“It is human nature to want to reject facts about one’s town that feel very unpleasant,” Ramin Ganeshram told me when I mentioned Amos and the emotions his story raised in me. I’d been lied to. “I do think there was a self-consciously deliberate erasure of the history of people of color, particularly black Americans here in Fairfield County and in Connecticut at large,” she said.

I knew people would enjoy the Birdman’s chicken. But would they stomach his story?

For Chris Scott, fitting the Birdman’s story into this tidy good-guys-and-bad-guys frame proved tricky, more than it had been in New York City, where Scott felt he “was certainly much more free to tell stories of slavery and my family.”

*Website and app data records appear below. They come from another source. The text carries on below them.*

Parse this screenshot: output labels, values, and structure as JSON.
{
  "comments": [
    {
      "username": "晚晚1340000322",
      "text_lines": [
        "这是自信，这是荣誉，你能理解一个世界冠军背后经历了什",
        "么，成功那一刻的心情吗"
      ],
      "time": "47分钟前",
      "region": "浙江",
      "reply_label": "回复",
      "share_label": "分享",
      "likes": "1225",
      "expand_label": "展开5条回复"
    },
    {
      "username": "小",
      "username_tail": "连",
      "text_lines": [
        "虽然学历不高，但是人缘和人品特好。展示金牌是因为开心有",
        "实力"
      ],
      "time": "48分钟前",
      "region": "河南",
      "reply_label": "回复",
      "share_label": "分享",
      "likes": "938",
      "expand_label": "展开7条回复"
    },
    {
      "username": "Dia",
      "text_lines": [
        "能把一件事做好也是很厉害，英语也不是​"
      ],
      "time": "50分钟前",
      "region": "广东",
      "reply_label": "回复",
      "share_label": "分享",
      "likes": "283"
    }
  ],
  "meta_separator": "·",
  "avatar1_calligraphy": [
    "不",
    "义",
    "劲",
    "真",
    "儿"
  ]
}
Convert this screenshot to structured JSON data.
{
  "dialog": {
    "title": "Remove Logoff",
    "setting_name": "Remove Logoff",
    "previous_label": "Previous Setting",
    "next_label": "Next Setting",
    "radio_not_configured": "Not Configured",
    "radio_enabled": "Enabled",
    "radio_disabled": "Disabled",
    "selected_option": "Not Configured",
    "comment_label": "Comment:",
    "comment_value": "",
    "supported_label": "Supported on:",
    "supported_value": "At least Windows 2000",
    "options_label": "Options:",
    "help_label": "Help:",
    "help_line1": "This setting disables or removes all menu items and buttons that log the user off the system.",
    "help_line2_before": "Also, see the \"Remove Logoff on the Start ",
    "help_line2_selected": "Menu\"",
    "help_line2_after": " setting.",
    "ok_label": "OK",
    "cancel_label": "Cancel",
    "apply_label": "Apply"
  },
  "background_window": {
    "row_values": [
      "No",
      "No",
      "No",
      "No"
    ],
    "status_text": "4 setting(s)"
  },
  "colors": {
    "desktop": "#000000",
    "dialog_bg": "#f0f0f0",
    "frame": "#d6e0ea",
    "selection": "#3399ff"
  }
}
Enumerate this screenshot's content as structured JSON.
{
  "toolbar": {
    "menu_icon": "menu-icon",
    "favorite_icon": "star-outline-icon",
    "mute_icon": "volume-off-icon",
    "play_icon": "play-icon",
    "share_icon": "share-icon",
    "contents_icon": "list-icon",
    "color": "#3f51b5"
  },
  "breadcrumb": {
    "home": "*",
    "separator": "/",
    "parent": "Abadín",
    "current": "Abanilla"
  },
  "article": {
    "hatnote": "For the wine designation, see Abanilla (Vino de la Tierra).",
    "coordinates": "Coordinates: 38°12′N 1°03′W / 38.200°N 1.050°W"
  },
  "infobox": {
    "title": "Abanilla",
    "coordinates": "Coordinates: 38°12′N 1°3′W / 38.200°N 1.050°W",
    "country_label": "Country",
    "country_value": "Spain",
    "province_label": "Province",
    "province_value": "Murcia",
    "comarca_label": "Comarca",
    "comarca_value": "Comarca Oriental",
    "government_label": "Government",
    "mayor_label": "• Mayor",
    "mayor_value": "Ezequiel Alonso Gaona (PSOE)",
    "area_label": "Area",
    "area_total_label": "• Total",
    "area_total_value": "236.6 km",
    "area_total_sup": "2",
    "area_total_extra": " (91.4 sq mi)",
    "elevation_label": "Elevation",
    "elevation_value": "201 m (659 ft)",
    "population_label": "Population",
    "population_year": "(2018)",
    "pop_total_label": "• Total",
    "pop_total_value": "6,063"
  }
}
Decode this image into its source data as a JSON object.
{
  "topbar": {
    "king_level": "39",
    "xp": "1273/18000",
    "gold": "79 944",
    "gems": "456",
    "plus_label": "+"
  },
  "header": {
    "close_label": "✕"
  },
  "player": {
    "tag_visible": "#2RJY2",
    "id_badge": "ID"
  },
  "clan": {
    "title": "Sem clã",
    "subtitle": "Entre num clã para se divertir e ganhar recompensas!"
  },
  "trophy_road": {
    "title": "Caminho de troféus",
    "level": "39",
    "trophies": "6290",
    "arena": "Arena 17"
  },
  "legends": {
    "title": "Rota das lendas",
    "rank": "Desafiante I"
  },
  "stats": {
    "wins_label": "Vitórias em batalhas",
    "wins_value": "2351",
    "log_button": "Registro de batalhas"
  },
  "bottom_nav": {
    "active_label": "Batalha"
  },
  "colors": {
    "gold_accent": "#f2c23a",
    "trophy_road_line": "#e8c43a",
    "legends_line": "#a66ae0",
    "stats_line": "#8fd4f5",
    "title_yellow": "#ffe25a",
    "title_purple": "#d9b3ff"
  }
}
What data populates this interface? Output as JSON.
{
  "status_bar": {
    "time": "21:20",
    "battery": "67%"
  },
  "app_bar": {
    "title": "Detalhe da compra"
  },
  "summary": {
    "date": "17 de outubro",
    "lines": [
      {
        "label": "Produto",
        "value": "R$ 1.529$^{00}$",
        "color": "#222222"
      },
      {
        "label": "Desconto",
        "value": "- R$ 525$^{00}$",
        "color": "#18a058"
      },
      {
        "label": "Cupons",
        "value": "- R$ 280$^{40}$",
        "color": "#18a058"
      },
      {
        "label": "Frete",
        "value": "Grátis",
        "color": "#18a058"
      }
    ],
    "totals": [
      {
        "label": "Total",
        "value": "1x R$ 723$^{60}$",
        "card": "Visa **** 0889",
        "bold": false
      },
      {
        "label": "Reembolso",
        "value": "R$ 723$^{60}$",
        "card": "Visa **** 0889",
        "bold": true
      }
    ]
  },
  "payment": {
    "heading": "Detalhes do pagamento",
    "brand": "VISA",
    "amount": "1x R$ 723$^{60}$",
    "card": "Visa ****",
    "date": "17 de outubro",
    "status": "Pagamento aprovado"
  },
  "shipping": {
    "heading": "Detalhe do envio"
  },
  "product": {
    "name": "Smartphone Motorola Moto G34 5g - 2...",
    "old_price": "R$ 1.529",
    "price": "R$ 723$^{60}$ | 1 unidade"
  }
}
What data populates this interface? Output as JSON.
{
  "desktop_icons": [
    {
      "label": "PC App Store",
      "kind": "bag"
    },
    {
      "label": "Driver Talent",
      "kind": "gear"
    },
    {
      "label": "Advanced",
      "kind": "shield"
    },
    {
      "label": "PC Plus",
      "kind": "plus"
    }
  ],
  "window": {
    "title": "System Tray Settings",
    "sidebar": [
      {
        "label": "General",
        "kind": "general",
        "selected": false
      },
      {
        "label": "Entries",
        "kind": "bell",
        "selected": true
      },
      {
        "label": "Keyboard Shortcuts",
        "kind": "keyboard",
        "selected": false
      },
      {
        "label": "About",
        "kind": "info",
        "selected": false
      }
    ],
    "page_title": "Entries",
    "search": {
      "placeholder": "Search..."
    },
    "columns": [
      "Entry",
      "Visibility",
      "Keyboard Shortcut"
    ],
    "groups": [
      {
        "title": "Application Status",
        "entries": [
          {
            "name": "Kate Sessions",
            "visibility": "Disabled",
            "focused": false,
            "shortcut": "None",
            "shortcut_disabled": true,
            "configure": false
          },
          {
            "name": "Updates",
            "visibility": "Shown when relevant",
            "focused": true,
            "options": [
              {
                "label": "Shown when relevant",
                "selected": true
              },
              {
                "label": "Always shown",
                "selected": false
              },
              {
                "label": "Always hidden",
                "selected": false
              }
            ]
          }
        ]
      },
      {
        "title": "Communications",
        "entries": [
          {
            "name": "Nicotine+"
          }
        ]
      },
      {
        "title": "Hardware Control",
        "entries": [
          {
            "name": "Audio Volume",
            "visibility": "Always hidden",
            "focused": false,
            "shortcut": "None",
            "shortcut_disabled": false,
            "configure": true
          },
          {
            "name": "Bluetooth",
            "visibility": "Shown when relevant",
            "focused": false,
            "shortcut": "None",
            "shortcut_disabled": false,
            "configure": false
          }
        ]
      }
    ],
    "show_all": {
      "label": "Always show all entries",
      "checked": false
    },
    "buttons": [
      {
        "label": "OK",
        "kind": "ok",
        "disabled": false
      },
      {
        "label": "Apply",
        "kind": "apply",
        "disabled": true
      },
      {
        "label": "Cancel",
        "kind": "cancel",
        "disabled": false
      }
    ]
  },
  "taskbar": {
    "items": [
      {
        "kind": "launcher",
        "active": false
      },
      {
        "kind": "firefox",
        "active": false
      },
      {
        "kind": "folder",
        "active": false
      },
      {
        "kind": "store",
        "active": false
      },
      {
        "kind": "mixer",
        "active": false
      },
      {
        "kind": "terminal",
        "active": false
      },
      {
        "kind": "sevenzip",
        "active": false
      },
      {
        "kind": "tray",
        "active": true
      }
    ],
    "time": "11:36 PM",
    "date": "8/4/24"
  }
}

Did that mean Scott felt less free to speak of slavery in Connecticut? He told me about a pop-up fried chicken dinner he’d hosted in West Hartford ahead of Birdman’s opening. The dining room fell quiet as Scott thanked everyone for coming out to sample the food he’d serve at the new restaurant. Scott spent a few moments telling the story of the Birdman—only to learn later that linking the meal to slavery had made some people uncomfortable.

“At that point, I felt like maybe I had to watch what I would say,” Scott told me.

Are we, in New England, invested in seeing slavery as a Southern sin, another proof point of our place in history as the good guys? Or is it more than that—do we refuse to see slavery at all, for fear a real examination of the history would mean seeing an economic system that served people here, far from the plantations of Belle Grove, Nottoway, or Monticello?

“As a nation, we have not adequately, factually represented what happened,” Ganeshram told me recently, speaking not just of the South but of children like Amos, sold right here in my town.

Birdman Juke Joint opened in January 2019 to droves of eager diners and buzzy reviews. The faces of Scott’s family members watched from the wall. Diners dug into cornmeal-crusted catfish, and nobody was forced to make the painful connection between the food and the legacy. Even the word “slavery” had slipped just off screen, the menu, and website in recent months. They present a softer story, saying just that “at Birdman we share the richness of history and the abundance of flavor that is the essence of authentic Southern cuisine. We’re telling the cultural story of resilience and triumph through the humble bird.”

Scott still believes a restaurant without a story risks becoming a caricature, as authentic as the viral chicken sandwich that had folks lining up at Popeyes—and Scott’s been thinking a lot about that, and how comfortable or uncomfortable he is dialing down his family’s story to keep his customers happy. Can he run a successful business catering only to those people who want the food—without the story?

“There are folks out there that just simply want me to fry chicken,” he told me. “They don’t really care about the story. Basically, just be quiet, give me my chicken, and let me pay and be on my way.”

Mark Joyella is a political journalist and regular contributor to Forbes.

Illustrations by Lindsey Bailey